R. v. Lepine, 2013 NWTCA 8 is a source for the proposition that while putting character in issue is relevant to a Corbett application such is not a condition precedent to having a prior criminal record admitted. The Court holds:
 The leading case is R v Corbett 1988 CanLII 80 (SCC),  1 SCR 670, 85 NR 81, 41 CCC (3d) 385 in which six judges took part. Dickson C.J.C. wrote a judgment in which two others concurred. LaForest J. dissented, but Dickson C.J.C. agreed (para 49) “with the discretion recognized by the reasons of LaForest J.”. That judge emphasized the established discretion of a trial judge to exclude evidence whose prejudicial effect outweighs its probative value. And he went on (at pp 435-438 CCC) to discuss several factors to consider when doing that weighing as to criminal record.
 The trial judge’s written reasons about cross-examination identified the specific factors listed in Corbett, and then applied and weighed each of them. No one suggests that the trial judge made any error of law or principle in adopting and applying any of that, with one possible exception. The appellant’s counsel’s factum seems to suggest that an attack on the character of the complainant during the trial is necessary to admit the record, i.e. that absence of attack bars admission. The appellant argues the trial judge erred in this analysis.

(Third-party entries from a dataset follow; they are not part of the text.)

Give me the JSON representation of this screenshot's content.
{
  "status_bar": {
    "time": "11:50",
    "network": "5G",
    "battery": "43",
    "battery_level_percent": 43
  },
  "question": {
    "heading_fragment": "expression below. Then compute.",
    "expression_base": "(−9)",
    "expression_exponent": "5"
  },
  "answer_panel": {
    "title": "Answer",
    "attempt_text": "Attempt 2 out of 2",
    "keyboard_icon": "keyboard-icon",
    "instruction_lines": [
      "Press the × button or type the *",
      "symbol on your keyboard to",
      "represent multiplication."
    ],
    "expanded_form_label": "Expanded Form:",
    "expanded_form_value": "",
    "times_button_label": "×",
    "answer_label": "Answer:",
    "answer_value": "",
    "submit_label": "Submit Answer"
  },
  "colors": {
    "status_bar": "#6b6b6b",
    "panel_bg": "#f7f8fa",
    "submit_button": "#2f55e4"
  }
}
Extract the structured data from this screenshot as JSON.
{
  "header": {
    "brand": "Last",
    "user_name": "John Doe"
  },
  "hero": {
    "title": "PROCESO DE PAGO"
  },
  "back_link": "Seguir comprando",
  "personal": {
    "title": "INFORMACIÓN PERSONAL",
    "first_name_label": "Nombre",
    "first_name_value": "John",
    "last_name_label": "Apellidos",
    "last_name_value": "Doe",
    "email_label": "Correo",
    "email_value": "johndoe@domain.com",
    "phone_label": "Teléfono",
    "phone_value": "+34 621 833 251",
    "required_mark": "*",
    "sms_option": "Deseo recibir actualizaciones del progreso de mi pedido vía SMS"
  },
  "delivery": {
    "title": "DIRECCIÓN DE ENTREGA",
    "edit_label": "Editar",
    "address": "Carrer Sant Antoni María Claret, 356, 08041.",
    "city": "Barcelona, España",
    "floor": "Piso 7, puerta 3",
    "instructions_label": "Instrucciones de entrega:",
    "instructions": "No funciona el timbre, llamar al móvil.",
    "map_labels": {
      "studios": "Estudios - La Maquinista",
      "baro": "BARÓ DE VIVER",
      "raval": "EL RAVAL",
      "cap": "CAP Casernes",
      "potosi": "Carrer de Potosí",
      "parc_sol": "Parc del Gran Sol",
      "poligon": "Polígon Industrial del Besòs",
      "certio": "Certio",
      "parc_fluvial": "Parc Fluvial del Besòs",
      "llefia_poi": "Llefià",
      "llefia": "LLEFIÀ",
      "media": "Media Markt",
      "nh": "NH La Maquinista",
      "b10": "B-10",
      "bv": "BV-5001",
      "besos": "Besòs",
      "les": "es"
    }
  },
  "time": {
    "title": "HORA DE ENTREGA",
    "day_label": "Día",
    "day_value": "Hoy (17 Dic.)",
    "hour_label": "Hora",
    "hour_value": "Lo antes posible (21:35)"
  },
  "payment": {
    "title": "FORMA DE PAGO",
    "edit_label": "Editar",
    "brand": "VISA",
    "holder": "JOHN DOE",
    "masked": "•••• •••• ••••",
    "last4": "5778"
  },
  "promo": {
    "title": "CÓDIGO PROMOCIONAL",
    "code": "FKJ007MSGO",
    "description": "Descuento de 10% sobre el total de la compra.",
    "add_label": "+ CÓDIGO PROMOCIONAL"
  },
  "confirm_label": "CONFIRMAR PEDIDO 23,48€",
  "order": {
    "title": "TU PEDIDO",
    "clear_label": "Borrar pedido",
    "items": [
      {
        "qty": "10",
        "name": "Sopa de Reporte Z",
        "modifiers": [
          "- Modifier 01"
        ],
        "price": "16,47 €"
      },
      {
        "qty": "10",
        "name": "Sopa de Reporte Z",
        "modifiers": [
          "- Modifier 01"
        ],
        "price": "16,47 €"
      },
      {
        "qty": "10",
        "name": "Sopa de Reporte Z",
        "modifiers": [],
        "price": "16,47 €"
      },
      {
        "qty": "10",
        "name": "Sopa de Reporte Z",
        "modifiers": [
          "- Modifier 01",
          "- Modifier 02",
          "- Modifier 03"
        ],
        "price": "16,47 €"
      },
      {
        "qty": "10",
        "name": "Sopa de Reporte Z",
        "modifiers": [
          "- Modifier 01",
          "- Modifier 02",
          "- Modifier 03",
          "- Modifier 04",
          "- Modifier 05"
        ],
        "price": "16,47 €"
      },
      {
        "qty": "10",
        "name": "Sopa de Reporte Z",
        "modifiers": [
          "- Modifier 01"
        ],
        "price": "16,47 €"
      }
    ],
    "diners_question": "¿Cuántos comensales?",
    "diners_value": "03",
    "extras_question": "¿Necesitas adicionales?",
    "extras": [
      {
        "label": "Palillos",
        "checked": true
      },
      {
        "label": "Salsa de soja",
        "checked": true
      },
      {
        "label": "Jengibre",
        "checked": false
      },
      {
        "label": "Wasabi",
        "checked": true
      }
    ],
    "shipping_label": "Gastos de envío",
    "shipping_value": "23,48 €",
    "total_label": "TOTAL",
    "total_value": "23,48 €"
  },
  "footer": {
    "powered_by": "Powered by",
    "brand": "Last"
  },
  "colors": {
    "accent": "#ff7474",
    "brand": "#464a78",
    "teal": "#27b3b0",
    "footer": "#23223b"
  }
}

 That is not how we read Corbett. An attack on the complainant’s character is merely an additional or alternative factor suggesting admitting the record in a case where it might otherwise not be admitted. The existence or absence of such an attack is not an extra ground for denying admission. In any event, the trial judge correctly found that there had been no attack on the complainant’s character here.